» **EXERCISE INSTRUCTIONS**
Below is a block of entries; repeat all of it exactly but omit the pictures.
====== EXTRACTED RECORDS
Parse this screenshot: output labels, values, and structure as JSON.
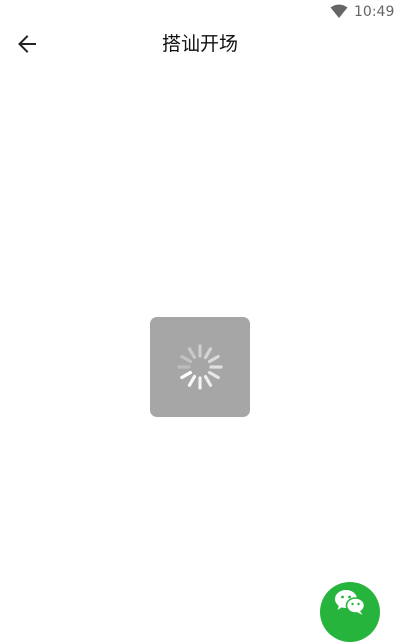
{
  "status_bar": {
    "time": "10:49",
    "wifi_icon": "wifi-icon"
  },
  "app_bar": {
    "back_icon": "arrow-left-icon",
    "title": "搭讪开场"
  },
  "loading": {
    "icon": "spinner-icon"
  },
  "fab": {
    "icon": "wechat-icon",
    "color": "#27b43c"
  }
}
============
» **ANSWER FOR THE TASK**
Parse this screenshot: output labels, values, and structure as JSON.
{
  "status_bar": {
    "time": "10:49",
    "wifi_icon": "wifi-icon"
  },
  "app_bar": {
    "back_icon": "arrow-left-icon",
    "title": "搭讪开场"
  },
  "loading": {
    "icon": "spinner-icon"
  },
  "fab": {
    "icon": "wechat-icon",
    "color": "#27b43c"
  }
}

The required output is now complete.